[Component data from apps and pages]

________________________________________

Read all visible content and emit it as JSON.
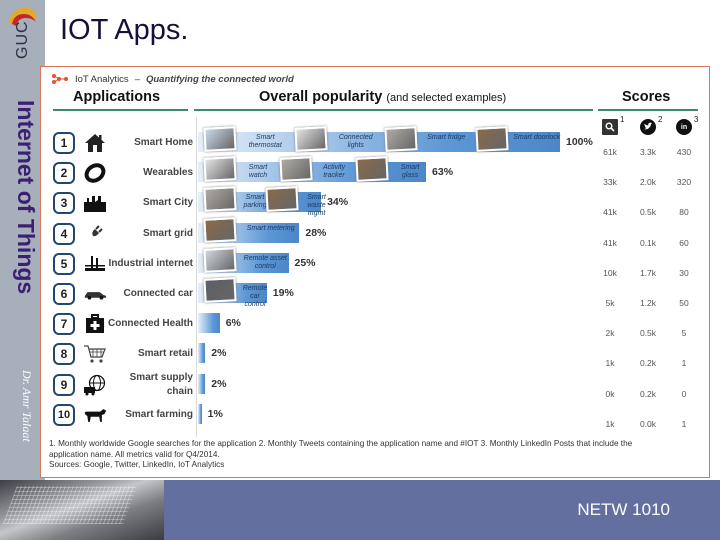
{
  "slide": {
    "title": "IOT Apps.",
    "logo_text": "GUC",
    "vertical_title": "Internet of Things",
    "author": "Dr. Amr Talaat",
    "course_code": "NETW 1010"
  },
  "infographic": {
    "brand": "IoT Analytics",
    "brand_dash": "–",
    "brand_tagline": "Quantifying the connected world",
    "headers": {
      "applications": "Applications",
      "popularity": "Overall popularity",
      "popularity_sub": "(and selected examples)",
      "scores": "Scores"
    },
    "score_columns": [
      {
        "icon": "search-icon",
        "sup": "1"
      },
      {
        "icon": "twitter-icon",
        "sup": "2"
      },
      {
        "icon": "linkedin-icon",
        "sup": "3"
      }
    ],
    "footnote_line1": "1. Monthly worldwide Google searches for the application  2. Monthly Tweets containing the application name and #IOT  3. Monthly LinkedIn Posts that include the",
    "footnote_line2": "application name.  All metrics valid for Q4/2014.",
    "footnote_line3": "Sources: Google, Twitter, LinkedIn, IoT Analytics"
  },
  "chart_data": {
    "type": "bar",
    "title": "IoT Analytics – Quantifying the connected world",
    "xlabel": "Overall popularity (and selected examples)",
    "ylabel": "Applications",
    "categories": [
      "Smart Home",
      "Wearables",
      "Smart City",
      "Smart grid",
      "Industrial internet",
      "Connected car",
      "Connected Health",
      "Smart retail",
      "Smart supply chain",
      "Smart farming"
    ],
    "ranks": [
      "1",
      "2",
      "3",
      "4",
      "5",
      "6",
      "7",
      "8",
      "9",
      "10"
    ],
    "icons": [
      "house-icon",
      "wristband-icon",
      "factory-city-icon",
      "plug-icon",
      "industrial-plant-icon",
      "car-icon",
      "medical-kit-icon",
      "shopping-cart-icon",
      "globe-truck-icon",
      "cow-icon"
    ],
    "values": [
      100,
      63,
      34,
      28,
      25,
      19,
      6,
      2,
      2,
      1
    ],
    "value_labels": [
      "100%",
      "63%",
      "34%",
      "28%",
      "25%",
      "19%",
      "6%",
      "2%",
      "2%",
      "1%"
    ],
    "xlim": [
      0,
      100
    ],
    "examples": [
      [
        "Smart thermostat",
        "Connected lights",
        "Smart fridge",
        "Smart doorlock"
      ],
      [
        "Smart watch",
        "Activity tracker",
        "Smart glass"
      ],
      [
        "Smart parking",
        "Smart waste mgmt"
      ],
      [
        "Smart metering"
      ],
      [
        "Remote asset control"
      ],
      [
        "Remote car control"
      ],
      [],
      [],
      [],
      []
    ],
    "scores": {
      "columns": [
        "Monthly Google searches",
        "Monthly Tweets",
        "Monthly LinkedIn posts"
      ],
      "google": [
        "61k",
        "33k",
        "41k",
        "41k",
        "10k",
        "5k",
        "2k",
        "1k",
        "0k",
        "1k"
      ],
      "twitter": [
        "3.3k",
        "2.0k",
        "0.5k",
        "0.1k",
        "1.7k",
        "1.2k",
        "0.5k",
        "0.2k",
        "0.2k",
        "0.0k"
      ],
      "linkedin": [
        "430",
        "320",
        "80",
        "60",
        "30",
        "50",
        "5",
        "1",
        "0",
        "1"
      ]
    },
    "legend": "none",
    "grid": false
  },
  "colors": {
    "bar": "#5b96d5",
    "rule": "#3e8a6c",
    "badge_border": "#22466d",
    "frame": "#d7785a",
    "left_band": "#a7afbb",
    "bottom_bar": "#63709f",
    "title_text": "#14123a",
    "vertical_title": "#3b1f73"
  }
}
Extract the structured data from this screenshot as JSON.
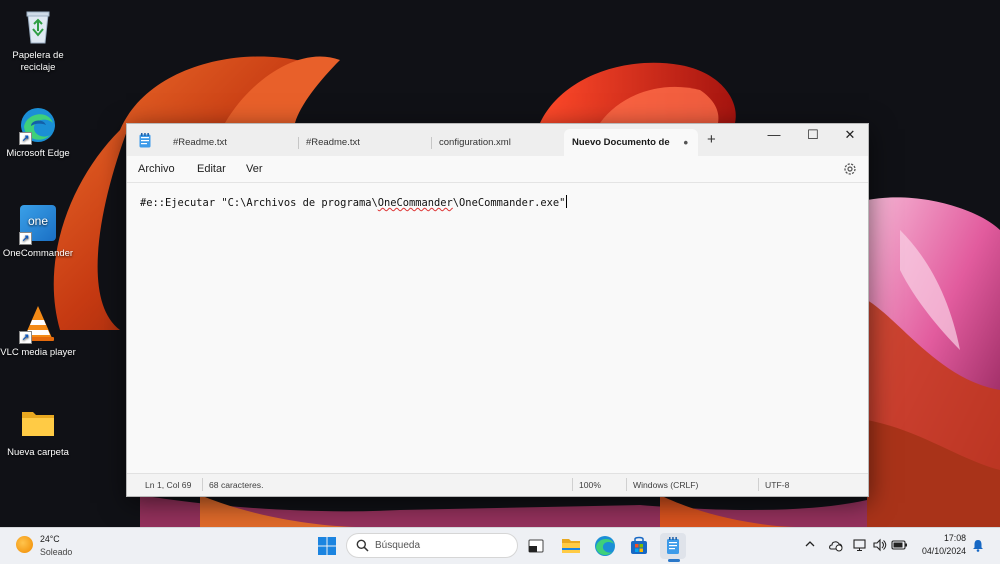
{
  "desktop": {
    "icons": [
      {
        "label": "Papelera de reciclaje",
        "icon": "recycle-bin-icon"
      },
      {
        "label": "Microsoft Edge",
        "icon": "edge-icon"
      },
      {
        "label": "OneCommander",
        "icon": "onecommander-icon",
        "icon_text": "one"
      },
      {
        "label": "VLC media player",
        "icon": "vlc-icon"
      },
      {
        "label": "Nueva carpeta",
        "icon": "folder-icon"
      }
    ]
  },
  "notepad": {
    "app_icon": "notepad-icon",
    "tabs": [
      {
        "label": "#Readme.txt",
        "active": false
      },
      {
        "label": "#Readme.txt",
        "active": false
      },
      {
        "label": "configuration.xml",
        "active": false
      },
      {
        "label": "Nuevo Documento de",
        "active": true,
        "unsaved_dot": "•"
      }
    ],
    "new_tab_label": "+",
    "window_controls": {
      "minimize": "—",
      "maximize": "☐",
      "close": "✕"
    },
    "menu": [
      "Archivo",
      "Editar",
      "Ver"
    ],
    "settings_icon": "gear-icon",
    "content": {
      "before": "#e::Ejecutar \"C:\\Archivos de programa\\",
      "misspelled": "OneCommander",
      "after": "\\OneCommander.exe\""
    },
    "status": {
      "position": "Ln 1, Col 69",
      "chars": "68 caracteres.",
      "zoom": "100%",
      "line_ending": "Windows (CRLF)",
      "encoding": "UTF-8"
    }
  },
  "taskbar": {
    "weather": {
      "temp": "24°C",
      "desc": "Soleado",
      "icon": "sun-icon"
    },
    "search_placeholder": "Búsqueda",
    "apps": [
      "start-icon",
      "search-icon",
      "app-icon",
      "file-explorer-icon",
      "edge-icon",
      "store-icon",
      "notepad-icon"
    ],
    "tray_icons": [
      "chevron-up-icon",
      "onedrive-icon",
      "network-icon",
      "speaker-icon",
      "battery-icon",
      "notification-icon"
    ],
    "clock": {
      "time": "17:08",
      "date": "04/10/2024"
    }
  },
  "colors": {
    "accent": "#0067c0",
    "wallpaper_orange": "#d9531e",
    "wallpaper_pink": "#e86aa8"
  }
}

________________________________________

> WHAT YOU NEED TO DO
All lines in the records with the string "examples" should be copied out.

> SOLUTION TO THIS TASK
      "popularity_sub": "(and selected examples)",
    "xlabel": "Overall popularity (and selected examples)",
    "examples": [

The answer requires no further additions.